Finally it is wise to produce information security objectives which can be applied at relevant functions and levels. It must be consistent with security policy and take into account information from the security requirements and risk assessment/treatment. When planning the security objectives it is important to detail:

  • What will be done
  • What resources will be required
  • Who is responsible
  • When it will be completed
  • How the results will be evaluated


There are five main pillar when it comes to supporting the development of an information security management system.

  1. Resources : The organisation should identify what resources are needed and ensure that enough is provided.

  2. Competence : Should determine the necessary competence of persons who will work on the system. May be required to take actions such as additional training.

  3. Awareness : Persons should be aware of the organisations security policies, and their contributions to the effectiveness of the system. They must also be aware of the negative consequences for not conforming with the security requirements.

  4. Communication : The organisation should decide on what should be communicated both internally and externally and who with. This should be also be accompanied with when communication should take place and by what process.

  5. Documented Information : All policies and processes should be documented. The amount depends on the organisation and its type of activities. When updating or creating documentation it should have appropriate identification and description. There should also be a standard distribution format (paper, digital) along with a review and approval for suitability and adequacy.
    Documentation should also be available when needed and is protected from loss of confidentiality, improper use or loss of integrity. Version control and access right should be applied, and the ability to distribute/revoke should be in place.


The organisation shall plan, implement and control the processes needed to meet in the security requirements and to implement actions identified in the risk treatment. Documentation and processes should be continuously reassessed and validated after any planned (or unplanned) changes to the system. It is important to also access any outsources processes and determine control measures.

Performance evaluation

The organisation should be able to evaluate the performance of the system system. It will need to have a clear understanding of what should be monitored and how it plans to measure the results. To ensure continuous development of the system, it is important the they evaluation is reproducible and considered valid, also the results should be documented and stored for future use. Monitoring and measuring of the system should be assigned and scheduled at intervals which the organisation deems appropriate, including reviewing the results.

Internal audit of the system should be performed in a similar vain, ensuing that it conforms to organisation requirements and that is effectively implemented and maintained. An audit program should define the audit criteria and scope, frequency, methods, and responsibilities. Importantly, identify select auditors which can conduct impartial and objective audits which will be reported to relevant management.
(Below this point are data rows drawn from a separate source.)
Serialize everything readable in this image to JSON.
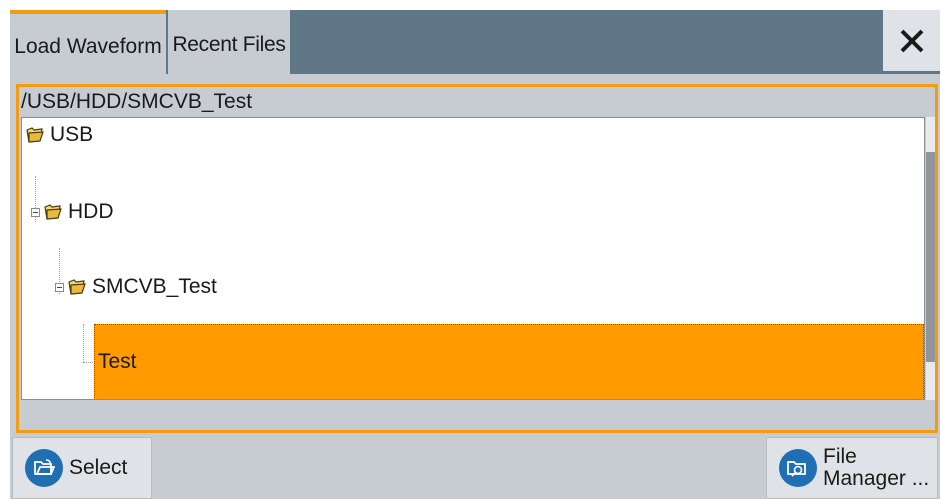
{
  "tabs": [
    {
      "label": "Load Waveform",
      "active": true
    },
    {
      "label": "Recent Files",
      "active": false
    }
  ],
  "close_icon": "close-icon",
  "current_path": "/USB/HDD/SMCVB_Test",
  "tree": {
    "items": [
      {
        "label": "USB",
        "level": 0,
        "icon": "folder-icon"
      },
      {
        "label": "HDD",
        "level": 1,
        "icon": "folder-icon",
        "expanded": true
      },
      {
        "label": "SMCVB_Test",
        "level": 2,
        "icon": "folder-icon",
        "expanded": true
      },
      {
        "label": "Test",
        "level": 3,
        "selected": true
      }
    ]
  },
  "buttons": {
    "select_label": "Select",
    "file_manager_line1": "File",
    "file_manager_line2": "Manager ..."
  },
  "colors": {
    "accent": "#f39c12",
    "selection": "#ff9b00",
    "tabbar": "#5f7787",
    "icon_blue": "#1f6fb2"
  }
}
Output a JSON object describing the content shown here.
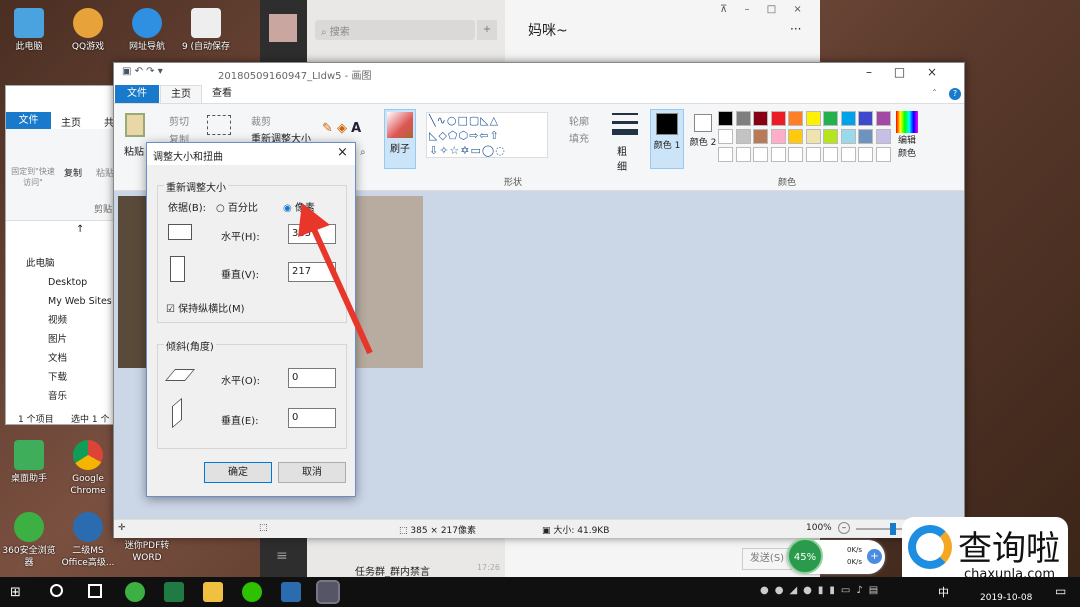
{
  "desktop": {
    "icons": [
      "此电脑",
      "QQ游戏",
      "网址导航",
      "9 (自动保存",
      "桌面助手",
      "Google Chrome",
      "360安全浏览器",
      "二级MS Office高级...",
      "迷你PDF转WORD"
    ]
  },
  "wechat": {
    "search_placeholder": "搜索",
    "add": "+",
    "chat_title": "妈咪~",
    "more": "···",
    "window_controls": [
      "⊼",
      "–",
      "□",
      "×"
    ],
    "list_items": [
      {
        "name": "任务群_群内禁言",
        "time": "17:26"
      }
    ],
    "send": "发送(S)"
  },
  "explorer": {
    "tabs": [
      "文件",
      "主页",
      "共"
    ],
    "ribbon": [
      "固定到\"快速访问\"",
      "复制",
      "粘贴",
      "剪贴"
    ],
    "tree": [
      "此电脑",
      "Desktop",
      "My Web Sites",
      "视频",
      "图片",
      "文档",
      "下载",
      "音乐"
    ],
    "status": [
      "1 个项目",
      "选中 1 个"
    ]
  },
  "paint": {
    "title": "20180509160947_LIdw5 - 画图",
    "tabs": [
      "文件",
      "主页",
      "查看"
    ],
    "clipboard": {
      "paste": "粘贴",
      "cut": "剪切",
      "copy": "复制"
    },
    "image": {
      "crop": "裁剪",
      "resize": "重新调整大小"
    },
    "brush": "刷子",
    "shapes_label": "形状",
    "outline": "轮廓",
    "fill": "填充",
    "size": "粗细",
    "color1": "颜色 1",
    "color2": "颜色 2",
    "edit_colors": "编辑颜色",
    "colors_label": "颜色",
    "palette": [
      "#000000",
      "#7f7f7f",
      "#880015",
      "#ed1c24",
      "#ff7f27",
      "#fff200",
      "#22b14c",
      "#00a2e8",
      "#3f48cc",
      "#a349a4",
      "#ffffff",
      "#c3c3c3",
      "#b97a57",
      "#ffaec9",
      "#ffc90e",
      "#efe4b0",
      "#b5e61d",
      "#99d9ea",
      "#7092be",
      "#c8bfe7"
    ],
    "status": {
      "dimensions": "385 × 217像素",
      "size": "大小: 41.9KB",
      "zoom": "100%"
    }
  },
  "dialog": {
    "title": "调整大小和扭曲",
    "resize_group": "重新调整大小",
    "by_label": "依据(B):",
    "percent": "百分比",
    "pixels": "像素",
    "horizontal": "水平(H):",
    "vertical": "垂直(V):",
    "h_value": "385",
    "v_value": "217",
    "keep_ratio": "保持纵横比(M)",
    "skew_group": "倾斜(角度)",
    "skew_h": "水平(O):",
    "skew_v": "垂直(E):",
    "skew_h_value": "0",
    "skew_v_value": "0",
    "ok": "确定",
    "cancel": "取消"
  },
  "netspeed": {
    "percent": "45%",
    "up": "0K/s",
    "down": "0K/s"
  },
  "taskbar": {
    "date": "2019-10-08",
    "ime": "中"
  },
  "watermark": {
    "text": "查询啦",
    "url": "chaxunla.com"
  }
}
Management should review the security management system at planed intervals where key persons are able to report any issues and feedback from the results of the monitoring and audit processes, as well as from risk assessment and treatment. Actions generated from these meetings should be reviewed at the start and end of each session.


When a nonconformity occurs the organisation should be able to take actions which can control the consequences. It would then evaluate the effectiveness of the actions taken and and determine if similar nonconformities exists, or could potentially occur. As a result it may be needed to update the information security management system to reflect this event. Continual improvement is required of the security system and should actively be updated and evaluated to ensure successful operation.